There isn’t a lot of research into this aspect of migraine pain relief, but of what there is, a review paper from 2013 summarises some possible reasons why vomiting can bring migraine headache relief. 

One theory is that being sick triggers the release of chemicals which ease pain within the body. This theory is supported by a study from 1986 which suggested that vomiting triggers the release of endogenous opioids – these being endorphins which ease feelings of pain.

Another theory is that throwing up could somehow interact with the vagus nerve of the parasympathetic nervous system in a way that relieves pain. Vagus nerve stimulation, as well as being able to induce vomiting, can also relieve migraine headache pain, and some doctors now use vagus nerve stimulation implants to relieve pain in those sufferers who experience chronic migraine headaches.

Two more theories are that vomiting may change the blood flow in the body in such a way that pain or inflammation is reduced, or that, since vomiting happens towards the end of a migraine attack, it may simply be the beginning of the reduction of migraine symptoms.

The Calcium-Magnesium-Migraine Link

The Calcium-Magnesium-Migraine Link

We all know that vitamins and minerals are a vital part of a healthy diet, but with migraine sufferers some of them can have a huge impact on the frequency and severity of their migraine attacks. Calcium and magnesium are two such minerals.

A 2021 cross-sectional study investigated the relationship between severe headache or migraine and the daily intake of calcium and magnesium. The study, which involved almost 11,000 American adults, found that having a high dietary intake of magnesium and calcium was linked to being less likely to suffer from migraines.

Women who had a high dietary intake of magnesium or calcium, either one or both, were inversely associated with migraine, while men who had a high dietary intake of calcium were inversely associated with migraine – magnesium levels having no impact on migraine likelihood for them.

The reason that higher magnesium levels seemed to help women avoid migraines and not men may have something to do with the menstrual cycle.
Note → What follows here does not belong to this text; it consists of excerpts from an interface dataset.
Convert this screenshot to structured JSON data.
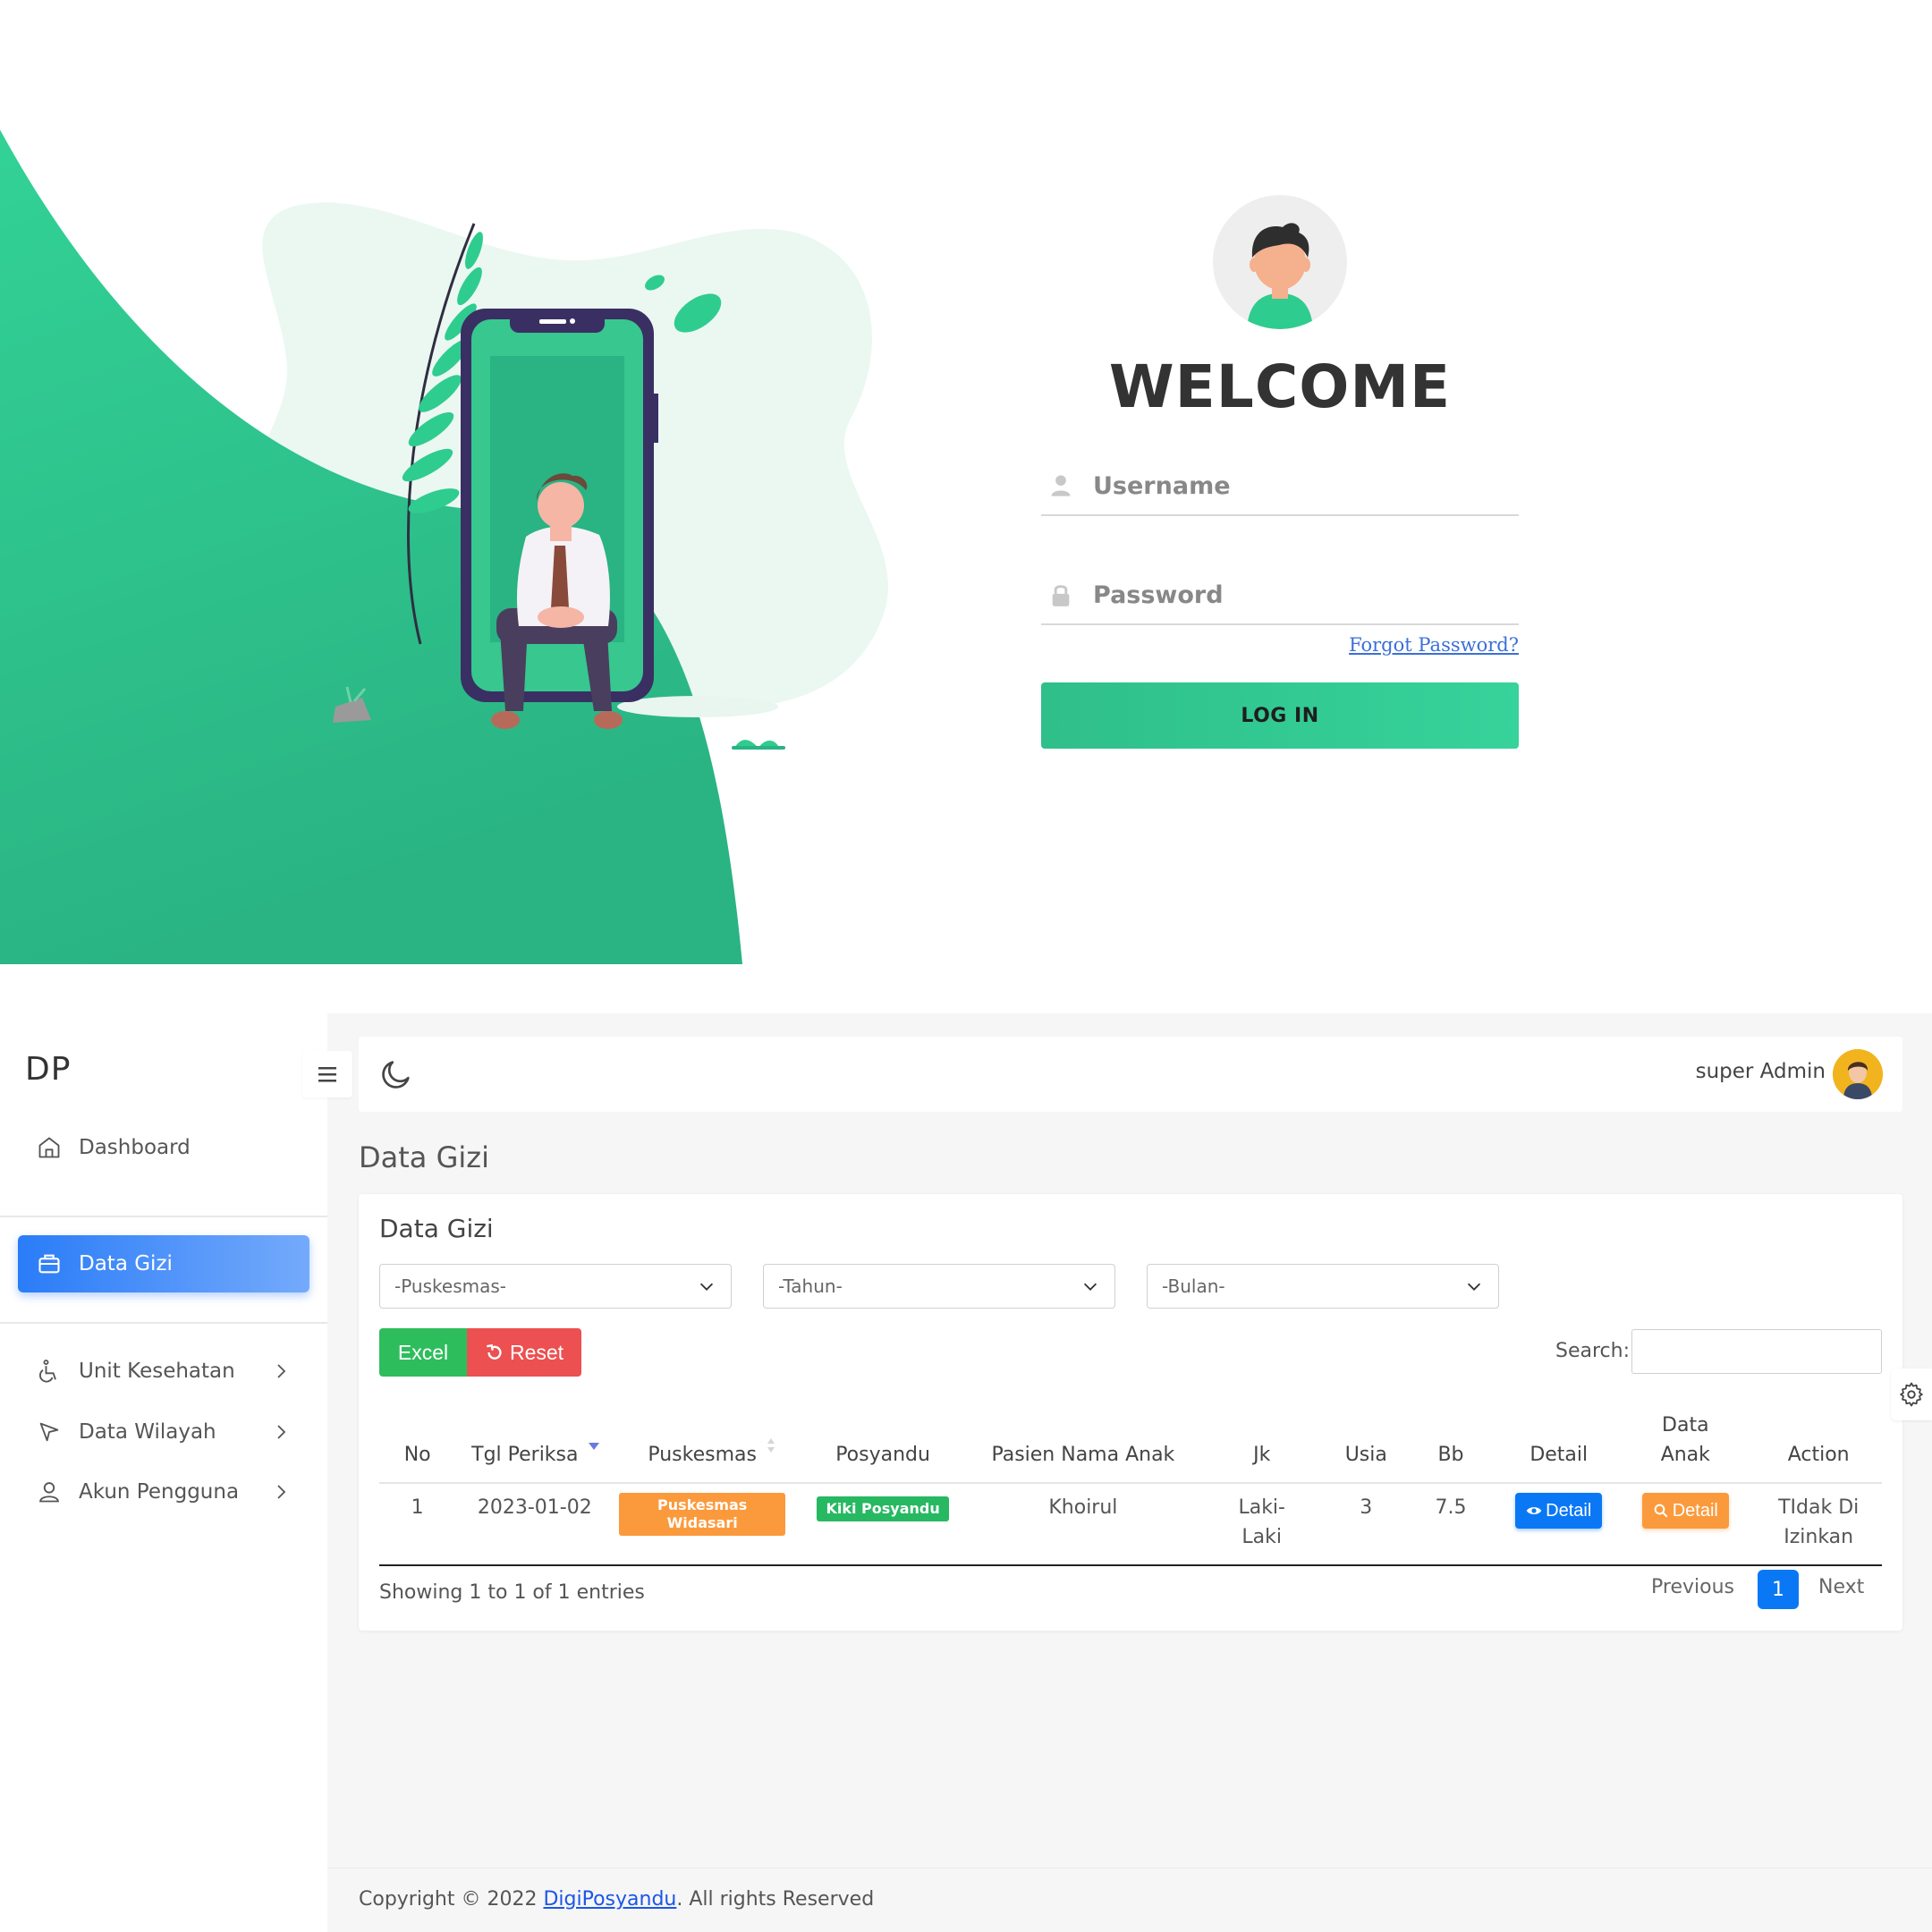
{
  "login": {
    "welcome": "WELCOME",
    "username_placeholder": "Username",
    "password_placeholder": "Password",
    "forgot_password": "Forgot Password?",
    "login_button": "LOG IN",
    "icons": {
      "username": "user-icon",
      "password": "lock-icon",
      "avatar": "user-avatar-illustration"
    },
    "colors": {
      "accent": "#2fcc8f",
      "accent_dark": "#2ab383"
    }
  },
  "sidebar": {
    "brand": "DP",
    "items": [
      {
        "label": "Dashboard",
        "icon": "home-icon",
        "active": false,
        "has_submenu": false
      },
      {
        "label": "Data Gizi",
        "icon": "briefcase-icon",
        "active": true,
        "has_submenu": false
      },
      {
        "label": "Unit Kesehatan",
        "icon": "wheelchair-icon",
        "active": false,
        "has_submenu": true
      },
      {
        "label": "Data Wilayah",
        "icon": "navigation-icon",
        "active": false,
        "has_submenu": true
      },
      {
        "label": "Akun Pengguna",
        "icon": "user-icon",
        "active": false,
        "has_submenu": true
      }
    ]
  },
  "topbar": {
    "user_name": "super Admin",
    "theme_icon": "moon-icon",
    "menu_icon": "hamburger-icon"
  },
  "page": {
    "title": "Data Gizi"
  },
  "card": {
    "title": "Data Gizi",
    "filters": [
      {
        "selected": "-Puskesmas-"
      },
      {
        "selected": "-Tahun-"
      },
      {
        "selected": "-Bulan-"
      }
    ],
    "excel_button": "Excel",
    "reset_button": "Reset",
    "search_label": "Search:",
    "search_value": "",
    "table": {
      "headers": [
        "No",
        "Tgl Periksa",
        "Puskesmas",
        "Posyandu",
        "Pasien Nama Anak",
        "Jk",
        "Usia",
        "Bb",
        "Detail",
        "Data Anak",
        "Action"
      ],
      "rows": [
        {
          "no": "1",
          "tgl_periksa": "2023-01-02",
          "puskesmas": "Puskesmas Widasari",
          "posyandu": "Kiki Posyandu",
          "nama_anak": "Khoirul",
          "jk": "Laki-Laki",
          "usia": "3",
          "bb": "7.5",
          "detail_button": "Detail",
          "data_anak_button": "Detail",
          "action": "TIdak Di Izinkan"
        }
      ]
    },
    "info": "Showing 1 to 1 of 1 entries",
    "pagination": {
      "previous": "Previous",
      "current": "1",
      "next": "Next"
    }
  },
  "footer": {
    "prefix": "Copyright © 2022 ",
    "link": "DigiPosyandu",
    "suffix": ". All rights Reserved"
  },
  "colors": {
    "primary": "#0a78f5",
    "success": "#2ebd5d",
    "danger": "#ec5050",
    "warning": "#fb9a3c"
  }
}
In past studies, women who suffered from menstrual migraines and who were given magnesium supplements found that their migraine pain and the number of headache days was reduced, and that the impact of premenstrual complaints were reduced.

Studies have been conducted in the past exploring the effects of mineral supplements on migraines, but this study was looking purely at the intake which came via normal diet. The researchers found that the migraine sufferers had daily intakes of calcium and magnesium that were significantly lower than the recommended daily allowance.

The investigators focused on natural intake as, although supplements can help to boost low mineral levels, supplements can also cause nausea, stomach pain, and diarrhoea. It’s for this reason that it can be best to try and eat foods which are naturally high in calcium and magnesium rather than to rely on supplements.

However, though boosting magnesium and calcium levels appears to be a positive move for migraine sufferers, further longitudinal studies are needed to establish whether the link between migraines and low magnesium and calcium levels is causal or not.